His solution? “Technology.” He touted his administration’s investments in cleaner coal, nuclear power, solar, wind, and hydrogen fuel cells. New technologies will save us, he says… sometime in the distant future.
His big initiative for the day? The President proposed a new international, government-funded technology fund. But he put no money on the table, saying we’d hear from Treasury Secretary Paulson in a few months.
R&D is important. But all by itself, R&D will not get clean technologies into our power plants, factories, cars, and homes.
What is needed is a clear market signal to use the tremendous array of clean technologies that are already available and on the shelf today. That same signal will put the enormous resources of the private sector to work inventing new technologies for the future. The best way to send that signal is to set a cap on our own emissions, and to negotiate reciprocal action from other countries. Then you’ll see the private sector go to town.
Given the President’s refusal to embrace real limits on heat-trapping emissions, his glowing praise for the Montreal Protocol on protecting the ozone layer is all the more remarkable. As I wrote last week, the Montreal Protocol is the model for action on global warming – a binding treaty with real obligations to cut pollution. Developed countries took the lead and developed countries came on board. Follow that model on global warming? ... Naaah!

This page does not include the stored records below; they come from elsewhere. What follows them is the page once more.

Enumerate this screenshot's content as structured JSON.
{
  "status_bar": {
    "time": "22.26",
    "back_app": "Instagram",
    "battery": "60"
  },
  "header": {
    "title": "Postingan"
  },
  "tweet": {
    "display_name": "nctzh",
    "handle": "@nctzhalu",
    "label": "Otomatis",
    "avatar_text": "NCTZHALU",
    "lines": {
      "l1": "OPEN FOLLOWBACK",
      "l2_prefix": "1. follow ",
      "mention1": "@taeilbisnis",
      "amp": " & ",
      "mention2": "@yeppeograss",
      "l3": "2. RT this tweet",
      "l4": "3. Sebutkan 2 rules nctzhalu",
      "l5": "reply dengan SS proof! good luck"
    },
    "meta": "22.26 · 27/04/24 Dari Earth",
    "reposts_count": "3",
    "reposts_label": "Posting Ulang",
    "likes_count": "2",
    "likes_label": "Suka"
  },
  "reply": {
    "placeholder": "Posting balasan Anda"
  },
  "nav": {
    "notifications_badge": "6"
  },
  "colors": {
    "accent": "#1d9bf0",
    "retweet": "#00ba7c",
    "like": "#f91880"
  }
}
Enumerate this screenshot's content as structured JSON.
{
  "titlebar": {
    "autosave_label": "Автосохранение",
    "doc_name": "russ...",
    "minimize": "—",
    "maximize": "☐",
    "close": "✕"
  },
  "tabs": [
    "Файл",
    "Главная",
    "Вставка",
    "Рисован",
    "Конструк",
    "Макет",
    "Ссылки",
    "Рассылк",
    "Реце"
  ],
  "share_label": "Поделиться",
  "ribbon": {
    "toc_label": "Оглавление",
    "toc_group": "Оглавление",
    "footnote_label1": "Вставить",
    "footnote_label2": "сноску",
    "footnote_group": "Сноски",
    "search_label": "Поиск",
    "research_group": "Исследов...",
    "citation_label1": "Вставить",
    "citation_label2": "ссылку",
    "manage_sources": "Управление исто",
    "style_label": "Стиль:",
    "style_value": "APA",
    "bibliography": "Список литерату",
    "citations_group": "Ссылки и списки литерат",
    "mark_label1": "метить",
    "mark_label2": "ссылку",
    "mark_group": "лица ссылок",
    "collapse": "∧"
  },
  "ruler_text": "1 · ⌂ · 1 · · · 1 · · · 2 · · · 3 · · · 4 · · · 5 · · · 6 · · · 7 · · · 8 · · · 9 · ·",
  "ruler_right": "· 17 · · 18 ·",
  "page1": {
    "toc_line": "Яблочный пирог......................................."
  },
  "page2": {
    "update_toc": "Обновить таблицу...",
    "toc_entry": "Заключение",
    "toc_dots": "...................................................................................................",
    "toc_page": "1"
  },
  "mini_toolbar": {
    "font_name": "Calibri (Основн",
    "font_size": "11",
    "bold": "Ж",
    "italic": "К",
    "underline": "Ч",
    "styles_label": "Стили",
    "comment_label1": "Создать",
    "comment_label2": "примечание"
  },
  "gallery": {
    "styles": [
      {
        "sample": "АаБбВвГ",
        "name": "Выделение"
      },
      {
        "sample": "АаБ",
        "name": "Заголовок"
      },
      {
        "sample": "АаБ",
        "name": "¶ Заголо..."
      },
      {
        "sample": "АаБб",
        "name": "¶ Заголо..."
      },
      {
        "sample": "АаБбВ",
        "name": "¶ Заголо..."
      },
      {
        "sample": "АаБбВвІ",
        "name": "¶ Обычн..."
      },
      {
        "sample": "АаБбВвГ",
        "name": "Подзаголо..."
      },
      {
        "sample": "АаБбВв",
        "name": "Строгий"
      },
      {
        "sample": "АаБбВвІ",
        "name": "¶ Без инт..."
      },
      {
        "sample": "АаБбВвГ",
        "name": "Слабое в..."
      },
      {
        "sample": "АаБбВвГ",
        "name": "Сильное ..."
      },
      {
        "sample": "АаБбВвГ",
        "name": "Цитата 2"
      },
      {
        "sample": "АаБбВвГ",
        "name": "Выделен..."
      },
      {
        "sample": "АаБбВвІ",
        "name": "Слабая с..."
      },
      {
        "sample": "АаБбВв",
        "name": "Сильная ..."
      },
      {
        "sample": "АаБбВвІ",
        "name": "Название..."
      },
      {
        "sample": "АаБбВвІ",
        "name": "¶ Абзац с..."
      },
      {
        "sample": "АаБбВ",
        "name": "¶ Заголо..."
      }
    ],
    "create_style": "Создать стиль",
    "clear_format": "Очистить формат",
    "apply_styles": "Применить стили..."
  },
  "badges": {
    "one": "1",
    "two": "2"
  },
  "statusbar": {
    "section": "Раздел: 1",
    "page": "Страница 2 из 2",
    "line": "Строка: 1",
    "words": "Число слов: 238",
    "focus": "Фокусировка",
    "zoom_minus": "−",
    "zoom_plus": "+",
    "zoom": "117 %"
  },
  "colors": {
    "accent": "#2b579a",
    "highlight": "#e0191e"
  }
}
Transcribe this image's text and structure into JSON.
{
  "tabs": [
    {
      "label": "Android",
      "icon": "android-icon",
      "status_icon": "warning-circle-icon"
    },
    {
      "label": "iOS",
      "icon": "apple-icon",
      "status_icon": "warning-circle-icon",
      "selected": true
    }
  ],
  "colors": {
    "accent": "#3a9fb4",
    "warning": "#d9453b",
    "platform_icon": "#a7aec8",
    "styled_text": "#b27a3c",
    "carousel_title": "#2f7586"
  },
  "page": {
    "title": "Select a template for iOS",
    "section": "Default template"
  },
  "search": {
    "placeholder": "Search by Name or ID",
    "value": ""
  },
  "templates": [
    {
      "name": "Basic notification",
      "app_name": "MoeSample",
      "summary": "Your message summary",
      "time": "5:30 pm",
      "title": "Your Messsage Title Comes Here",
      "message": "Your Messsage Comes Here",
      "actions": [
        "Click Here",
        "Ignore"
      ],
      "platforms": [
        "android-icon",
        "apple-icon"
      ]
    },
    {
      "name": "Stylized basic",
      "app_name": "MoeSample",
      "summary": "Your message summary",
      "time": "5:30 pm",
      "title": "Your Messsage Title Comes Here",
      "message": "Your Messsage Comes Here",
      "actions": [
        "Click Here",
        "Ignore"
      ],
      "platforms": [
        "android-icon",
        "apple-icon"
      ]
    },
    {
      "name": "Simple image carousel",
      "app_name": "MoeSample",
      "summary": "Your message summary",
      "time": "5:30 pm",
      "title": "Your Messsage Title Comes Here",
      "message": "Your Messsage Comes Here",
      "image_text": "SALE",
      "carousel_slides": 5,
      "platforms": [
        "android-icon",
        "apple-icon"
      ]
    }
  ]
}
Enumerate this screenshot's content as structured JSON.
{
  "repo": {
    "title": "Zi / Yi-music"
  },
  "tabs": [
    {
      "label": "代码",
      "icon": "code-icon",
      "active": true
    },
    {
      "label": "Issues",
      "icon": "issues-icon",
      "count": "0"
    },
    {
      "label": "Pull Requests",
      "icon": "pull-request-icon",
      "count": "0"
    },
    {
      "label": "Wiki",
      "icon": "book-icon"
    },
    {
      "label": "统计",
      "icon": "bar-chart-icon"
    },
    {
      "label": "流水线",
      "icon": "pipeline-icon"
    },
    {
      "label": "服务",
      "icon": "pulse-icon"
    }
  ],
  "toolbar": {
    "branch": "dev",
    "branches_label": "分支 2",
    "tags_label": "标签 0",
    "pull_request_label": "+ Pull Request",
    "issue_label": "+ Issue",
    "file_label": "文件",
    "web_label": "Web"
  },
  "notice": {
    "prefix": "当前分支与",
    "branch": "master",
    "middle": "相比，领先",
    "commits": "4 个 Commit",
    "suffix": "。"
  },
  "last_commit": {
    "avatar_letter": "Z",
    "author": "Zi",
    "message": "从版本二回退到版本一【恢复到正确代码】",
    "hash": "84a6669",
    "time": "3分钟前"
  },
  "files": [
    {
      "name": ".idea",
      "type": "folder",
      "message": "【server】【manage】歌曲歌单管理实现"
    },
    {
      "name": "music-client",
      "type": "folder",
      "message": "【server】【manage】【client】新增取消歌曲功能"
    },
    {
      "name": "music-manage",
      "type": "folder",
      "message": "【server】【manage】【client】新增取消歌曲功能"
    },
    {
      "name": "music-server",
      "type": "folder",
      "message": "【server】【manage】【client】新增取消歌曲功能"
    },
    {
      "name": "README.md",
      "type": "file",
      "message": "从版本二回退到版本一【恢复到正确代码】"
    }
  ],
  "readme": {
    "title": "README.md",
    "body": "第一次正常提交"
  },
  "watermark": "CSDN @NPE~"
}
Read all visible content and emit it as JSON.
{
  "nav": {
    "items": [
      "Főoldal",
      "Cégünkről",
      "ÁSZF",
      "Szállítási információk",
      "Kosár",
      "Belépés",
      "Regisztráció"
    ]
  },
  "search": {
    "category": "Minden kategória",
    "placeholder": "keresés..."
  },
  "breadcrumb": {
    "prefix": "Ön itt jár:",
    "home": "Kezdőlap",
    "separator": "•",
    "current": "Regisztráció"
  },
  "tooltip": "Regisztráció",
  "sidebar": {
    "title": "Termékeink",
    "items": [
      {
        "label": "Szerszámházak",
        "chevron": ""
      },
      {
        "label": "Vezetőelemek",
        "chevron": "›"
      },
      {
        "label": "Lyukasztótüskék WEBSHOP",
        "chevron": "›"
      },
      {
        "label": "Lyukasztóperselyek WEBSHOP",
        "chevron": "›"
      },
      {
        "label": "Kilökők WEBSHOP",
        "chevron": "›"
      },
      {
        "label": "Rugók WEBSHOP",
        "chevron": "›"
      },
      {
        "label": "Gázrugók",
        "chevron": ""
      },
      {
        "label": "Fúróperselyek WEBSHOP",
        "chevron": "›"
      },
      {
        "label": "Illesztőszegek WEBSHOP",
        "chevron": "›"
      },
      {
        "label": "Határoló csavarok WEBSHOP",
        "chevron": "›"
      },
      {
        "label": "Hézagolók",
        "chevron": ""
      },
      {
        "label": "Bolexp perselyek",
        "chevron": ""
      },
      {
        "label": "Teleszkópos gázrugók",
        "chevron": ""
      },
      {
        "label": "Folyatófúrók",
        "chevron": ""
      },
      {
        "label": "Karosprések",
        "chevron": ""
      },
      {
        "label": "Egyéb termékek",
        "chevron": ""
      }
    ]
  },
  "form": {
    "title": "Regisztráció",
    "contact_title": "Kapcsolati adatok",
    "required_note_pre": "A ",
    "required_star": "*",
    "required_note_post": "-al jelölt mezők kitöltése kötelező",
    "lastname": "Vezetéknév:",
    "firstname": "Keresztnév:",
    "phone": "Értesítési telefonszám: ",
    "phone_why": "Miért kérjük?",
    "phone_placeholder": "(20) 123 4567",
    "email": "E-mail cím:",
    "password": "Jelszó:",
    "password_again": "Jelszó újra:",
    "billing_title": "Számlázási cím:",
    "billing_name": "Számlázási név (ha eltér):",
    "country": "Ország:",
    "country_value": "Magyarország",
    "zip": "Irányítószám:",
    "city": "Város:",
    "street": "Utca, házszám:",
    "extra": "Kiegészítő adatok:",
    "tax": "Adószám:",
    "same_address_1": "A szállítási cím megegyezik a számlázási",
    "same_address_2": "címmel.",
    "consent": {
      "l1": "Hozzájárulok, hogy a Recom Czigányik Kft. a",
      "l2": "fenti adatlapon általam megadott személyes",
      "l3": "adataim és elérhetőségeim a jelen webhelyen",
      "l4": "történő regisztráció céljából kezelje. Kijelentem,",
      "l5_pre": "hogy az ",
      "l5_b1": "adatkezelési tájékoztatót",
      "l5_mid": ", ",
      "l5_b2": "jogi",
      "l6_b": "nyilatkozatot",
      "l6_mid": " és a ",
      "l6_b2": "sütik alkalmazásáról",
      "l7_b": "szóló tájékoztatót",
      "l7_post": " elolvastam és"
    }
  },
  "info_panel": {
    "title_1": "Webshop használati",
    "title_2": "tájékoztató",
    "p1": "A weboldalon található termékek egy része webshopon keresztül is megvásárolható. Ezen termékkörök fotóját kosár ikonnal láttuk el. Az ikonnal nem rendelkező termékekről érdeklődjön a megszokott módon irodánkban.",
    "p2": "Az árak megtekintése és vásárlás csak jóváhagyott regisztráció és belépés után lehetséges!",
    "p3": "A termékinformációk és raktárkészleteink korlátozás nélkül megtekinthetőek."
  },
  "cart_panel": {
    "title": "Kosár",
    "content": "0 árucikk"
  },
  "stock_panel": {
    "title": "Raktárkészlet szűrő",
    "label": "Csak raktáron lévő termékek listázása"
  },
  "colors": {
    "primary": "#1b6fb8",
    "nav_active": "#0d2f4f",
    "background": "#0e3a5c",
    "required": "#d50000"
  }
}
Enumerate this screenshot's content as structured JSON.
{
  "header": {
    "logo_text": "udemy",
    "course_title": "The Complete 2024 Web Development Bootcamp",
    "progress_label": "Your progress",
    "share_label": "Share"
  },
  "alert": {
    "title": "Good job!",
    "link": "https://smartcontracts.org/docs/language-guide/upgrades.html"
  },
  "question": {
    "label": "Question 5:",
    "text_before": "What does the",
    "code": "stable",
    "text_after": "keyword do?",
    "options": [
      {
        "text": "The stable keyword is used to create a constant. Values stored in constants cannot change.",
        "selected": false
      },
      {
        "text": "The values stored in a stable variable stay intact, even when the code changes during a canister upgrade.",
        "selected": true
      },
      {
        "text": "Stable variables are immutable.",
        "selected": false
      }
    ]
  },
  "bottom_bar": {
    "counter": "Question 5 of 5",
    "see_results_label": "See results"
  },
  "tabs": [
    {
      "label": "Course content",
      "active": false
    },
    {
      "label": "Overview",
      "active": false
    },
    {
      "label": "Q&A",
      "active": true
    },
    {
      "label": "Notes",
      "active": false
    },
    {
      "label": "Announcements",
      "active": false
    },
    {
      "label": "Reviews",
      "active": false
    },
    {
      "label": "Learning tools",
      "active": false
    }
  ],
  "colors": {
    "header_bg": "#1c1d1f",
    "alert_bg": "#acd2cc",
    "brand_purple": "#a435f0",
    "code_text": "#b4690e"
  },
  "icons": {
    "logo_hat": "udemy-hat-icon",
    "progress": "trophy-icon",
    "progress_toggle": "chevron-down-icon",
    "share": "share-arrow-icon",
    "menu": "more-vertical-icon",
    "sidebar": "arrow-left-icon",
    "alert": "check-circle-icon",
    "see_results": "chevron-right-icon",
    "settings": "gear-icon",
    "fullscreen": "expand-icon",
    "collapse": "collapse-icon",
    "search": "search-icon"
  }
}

The President also proposed a meeting of heads of state next summer to negotiate a “long-term goal.” He could have jump-started that process by embracing the conclusions of the Intergovernmental Panel on Climate Change – the world’s scientific experts on global warming – that to avert a build-up of heat-trapping gases to levels that most consider very dangerous, the world needs to stop the growth of global warming pollution within the next 10-15 years and cut global emissions in half by 2050. He could have endorsed the European Union’s objective of preventing global average temperatures from increasing by more than another 2 degrees Fahrenheit from today’s levels ... Naaaah!
“The moment” has passed. And now back to our regularly scheduled war on terrorism.